Habitat: This highly aquatic snake may leave the water on rare occasions, but as Tonlé Sap undergoes seasonal changes in water level it is unclear if this snake moves with the water, or estivates in the mud; Saint Girons and Pfeffer (1972) suggested it is inactive during low water. Thus, how this snake deals with dramatically fluctuating water levels is unresolved. Do populations at the perimeter of the lake burrow into the mud and remain quiescent during the dry season, or do they move toward the center of the lake as the water recedes? The first hypothesis seems more likely. This snake is endemic to the Tonlé Sap freshwater swamp forest of the Indochina Bioregion (Wikramanayake et al., 2002).

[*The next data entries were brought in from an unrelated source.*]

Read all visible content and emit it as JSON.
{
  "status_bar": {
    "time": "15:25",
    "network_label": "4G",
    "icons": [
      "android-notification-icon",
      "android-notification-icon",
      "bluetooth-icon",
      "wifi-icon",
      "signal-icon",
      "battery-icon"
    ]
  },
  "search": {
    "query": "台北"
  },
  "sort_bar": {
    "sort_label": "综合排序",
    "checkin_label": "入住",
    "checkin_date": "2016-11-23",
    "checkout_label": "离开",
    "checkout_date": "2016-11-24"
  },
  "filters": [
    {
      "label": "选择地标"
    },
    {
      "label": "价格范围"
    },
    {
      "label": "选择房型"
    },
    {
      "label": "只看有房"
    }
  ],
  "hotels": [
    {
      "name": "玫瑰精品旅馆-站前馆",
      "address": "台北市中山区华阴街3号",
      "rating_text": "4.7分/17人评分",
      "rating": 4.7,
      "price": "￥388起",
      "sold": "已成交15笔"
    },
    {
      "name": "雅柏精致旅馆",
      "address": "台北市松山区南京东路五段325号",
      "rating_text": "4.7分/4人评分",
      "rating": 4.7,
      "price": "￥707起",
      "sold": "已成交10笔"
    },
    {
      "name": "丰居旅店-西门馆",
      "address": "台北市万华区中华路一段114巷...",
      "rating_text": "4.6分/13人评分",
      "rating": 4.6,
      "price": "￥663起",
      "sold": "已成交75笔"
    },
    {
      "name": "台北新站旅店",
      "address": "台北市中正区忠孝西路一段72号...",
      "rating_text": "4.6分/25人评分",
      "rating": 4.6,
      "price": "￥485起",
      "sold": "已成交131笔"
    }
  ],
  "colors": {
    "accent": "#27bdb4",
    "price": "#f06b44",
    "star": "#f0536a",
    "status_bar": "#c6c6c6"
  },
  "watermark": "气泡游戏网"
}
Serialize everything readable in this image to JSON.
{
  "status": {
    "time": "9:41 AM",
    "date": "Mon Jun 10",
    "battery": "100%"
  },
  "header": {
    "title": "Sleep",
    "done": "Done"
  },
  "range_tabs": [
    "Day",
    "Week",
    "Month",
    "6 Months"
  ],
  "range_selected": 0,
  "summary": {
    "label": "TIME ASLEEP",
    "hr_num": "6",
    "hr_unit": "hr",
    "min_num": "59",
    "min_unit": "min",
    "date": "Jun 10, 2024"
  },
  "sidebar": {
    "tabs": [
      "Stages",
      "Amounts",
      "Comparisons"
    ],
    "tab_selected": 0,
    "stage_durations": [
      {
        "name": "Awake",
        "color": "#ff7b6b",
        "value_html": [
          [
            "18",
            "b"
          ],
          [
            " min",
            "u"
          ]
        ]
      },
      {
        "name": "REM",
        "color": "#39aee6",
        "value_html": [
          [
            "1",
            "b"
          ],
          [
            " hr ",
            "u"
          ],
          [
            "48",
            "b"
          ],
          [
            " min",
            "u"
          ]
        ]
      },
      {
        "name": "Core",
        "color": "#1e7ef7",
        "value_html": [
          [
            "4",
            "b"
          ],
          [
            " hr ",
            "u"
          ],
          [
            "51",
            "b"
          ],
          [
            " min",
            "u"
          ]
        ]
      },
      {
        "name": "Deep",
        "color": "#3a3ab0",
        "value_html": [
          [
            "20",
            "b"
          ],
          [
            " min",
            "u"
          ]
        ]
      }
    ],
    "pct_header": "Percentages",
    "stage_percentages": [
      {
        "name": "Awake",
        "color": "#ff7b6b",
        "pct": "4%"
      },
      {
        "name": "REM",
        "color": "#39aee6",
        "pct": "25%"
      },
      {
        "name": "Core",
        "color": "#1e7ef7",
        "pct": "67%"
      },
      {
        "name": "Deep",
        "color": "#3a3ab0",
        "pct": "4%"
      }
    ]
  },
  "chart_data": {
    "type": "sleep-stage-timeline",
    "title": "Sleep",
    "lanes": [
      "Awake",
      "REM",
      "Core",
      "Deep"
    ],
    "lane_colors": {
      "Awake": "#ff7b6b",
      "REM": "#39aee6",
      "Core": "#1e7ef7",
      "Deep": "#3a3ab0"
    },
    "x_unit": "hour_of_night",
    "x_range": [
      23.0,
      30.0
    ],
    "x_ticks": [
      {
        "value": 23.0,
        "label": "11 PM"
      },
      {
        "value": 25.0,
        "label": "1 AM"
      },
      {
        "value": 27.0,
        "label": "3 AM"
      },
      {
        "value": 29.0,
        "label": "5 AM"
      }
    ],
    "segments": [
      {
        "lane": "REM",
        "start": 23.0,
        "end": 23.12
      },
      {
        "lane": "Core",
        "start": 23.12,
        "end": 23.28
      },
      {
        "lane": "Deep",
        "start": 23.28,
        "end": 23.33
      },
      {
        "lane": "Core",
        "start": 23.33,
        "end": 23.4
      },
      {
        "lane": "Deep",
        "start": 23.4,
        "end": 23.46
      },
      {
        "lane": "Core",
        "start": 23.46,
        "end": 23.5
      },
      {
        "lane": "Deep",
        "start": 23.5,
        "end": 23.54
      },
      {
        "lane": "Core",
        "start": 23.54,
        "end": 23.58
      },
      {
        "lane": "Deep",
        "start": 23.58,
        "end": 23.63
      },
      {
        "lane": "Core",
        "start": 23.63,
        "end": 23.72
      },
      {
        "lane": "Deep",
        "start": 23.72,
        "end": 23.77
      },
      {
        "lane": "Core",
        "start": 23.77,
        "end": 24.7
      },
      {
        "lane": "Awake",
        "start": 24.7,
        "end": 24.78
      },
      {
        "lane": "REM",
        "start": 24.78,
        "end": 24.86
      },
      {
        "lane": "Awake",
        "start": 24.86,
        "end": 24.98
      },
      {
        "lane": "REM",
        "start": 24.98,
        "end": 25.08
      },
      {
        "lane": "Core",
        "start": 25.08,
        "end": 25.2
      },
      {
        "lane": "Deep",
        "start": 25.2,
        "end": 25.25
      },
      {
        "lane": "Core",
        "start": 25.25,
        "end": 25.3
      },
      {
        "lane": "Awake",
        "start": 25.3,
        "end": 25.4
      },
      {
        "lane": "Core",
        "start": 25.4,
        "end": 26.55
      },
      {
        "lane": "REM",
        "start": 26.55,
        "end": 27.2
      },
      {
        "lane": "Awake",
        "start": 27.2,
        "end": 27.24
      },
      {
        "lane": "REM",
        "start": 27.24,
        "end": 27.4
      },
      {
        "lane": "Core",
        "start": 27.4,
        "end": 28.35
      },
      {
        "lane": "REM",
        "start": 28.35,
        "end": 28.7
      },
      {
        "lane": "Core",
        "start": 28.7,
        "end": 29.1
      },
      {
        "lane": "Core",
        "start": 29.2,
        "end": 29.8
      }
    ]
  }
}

Diet: This species feeds on fish. One specimen examined contained an 89 mm Trichogaster tricopterus (Family Anabantidae). Saint Girons (1972) stated that he found one or two fishes in the specimens he examined.
Reproduction: One specimen (FMNH 259280) contained 18 oviductal eggs, and interestingly one well developed embryo (0.9g, 104mm long) that had apparently died and lodged in the female from the previous litter. It was severely dehydrated and contained no yolk. The female was collected on 28 June.
Predation: Stuart et al. (2000) found that longicaudawas harvested at Tonlé Sap, and that in combination with Homalopsis buccata, they comprised about 20% of the 8500 snakes caught daily between July and September. Six years later, Brooks et al. found it composes about 8% of the catch. Fishers sell the snakes for crocodile food. They also proposed an educational campaign to inform the local people about this endemic snake.